=== REQUIRED ACTION ===
Please print all the lines below exactly as they are written.

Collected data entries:
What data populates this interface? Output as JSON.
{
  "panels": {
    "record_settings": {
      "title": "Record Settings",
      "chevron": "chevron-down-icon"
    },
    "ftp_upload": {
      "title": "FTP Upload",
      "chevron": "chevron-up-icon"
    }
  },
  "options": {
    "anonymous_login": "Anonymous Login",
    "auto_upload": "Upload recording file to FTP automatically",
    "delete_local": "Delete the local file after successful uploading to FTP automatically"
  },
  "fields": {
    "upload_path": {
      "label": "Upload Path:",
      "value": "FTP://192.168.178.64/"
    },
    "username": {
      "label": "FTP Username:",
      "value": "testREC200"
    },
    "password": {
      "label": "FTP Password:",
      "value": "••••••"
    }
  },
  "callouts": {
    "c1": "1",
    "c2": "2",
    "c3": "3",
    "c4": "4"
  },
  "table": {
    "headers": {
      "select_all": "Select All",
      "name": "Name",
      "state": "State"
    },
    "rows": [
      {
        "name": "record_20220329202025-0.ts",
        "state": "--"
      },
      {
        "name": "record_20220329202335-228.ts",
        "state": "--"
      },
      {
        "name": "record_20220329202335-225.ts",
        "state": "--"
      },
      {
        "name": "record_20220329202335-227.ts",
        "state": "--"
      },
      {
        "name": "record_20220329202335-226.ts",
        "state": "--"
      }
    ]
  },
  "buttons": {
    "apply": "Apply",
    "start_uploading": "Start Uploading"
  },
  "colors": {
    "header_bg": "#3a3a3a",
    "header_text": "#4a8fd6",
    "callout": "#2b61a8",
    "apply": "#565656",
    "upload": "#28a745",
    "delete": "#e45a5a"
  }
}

=== WRITTEN SOLUTION ===
What data populates this interface? Output as JSON.
{
  "panels": {
    "record_settings": {
      "title": "Record Settings",
      "chevron": "chevron-down-icon"
    },
    "ftp_upload": {
      "title": "FTP Upload",
      "chevron": "chevron-up-icon"
    }
  },
  "options": {
    "anonymous_login": "Anonymous Login",
    "auto_upload": "Upload recording file to FTP automatically",
    "delete_local": "Delete the local file after successful uploading to FTP automatically"
  },
  "fields": {
    "upload_path": {
      "label": "Upload Path:",
      "value": "FTP://192.168.178.64/"
    },
    "username": {
      "label": "FTP Username:",
      "value": "testREC200"
    },
    "password": {
      "label": "FTP Password:",
      "value": "••••••"
    }
  },
  "callouts": {
    "c1": "1",
    "c2": "2",
    "c3": "3",
    "c4": "4"
  },
  "table": {
    "headers": {
      "select_all": "Select All",
      "name": "Name",
      "state": "State"
    },
    "rows": [
      {
        "name": "record_20220329202025-0.ts",
        "state": "--"
      },
      {
        "name": "record_20220329202335-228.ts",
        "state": "--"
      },
      {
        "name": "record_20220329202335-225.ts",
        "state": "--"
      },
      {
        "name": "record_20220329202335-227.ts",
        "state": "--"
      },
      {
        "name": "record_20220329202335-226.ts",
        "state": "--"
      }
    ]
  },
  "buttons": {
    "apply": "Apply",
    "start_uploading": "Start Uploading"
  },
  "colors": {
    "header_bg": "#3a3a3a",
    "header_text": "#4a8fd6",
    "callout": "#2b61a8",
    "apply": "#565656",
    "upload": "#28a745",
    "delete": "#e45a5a"
  }
}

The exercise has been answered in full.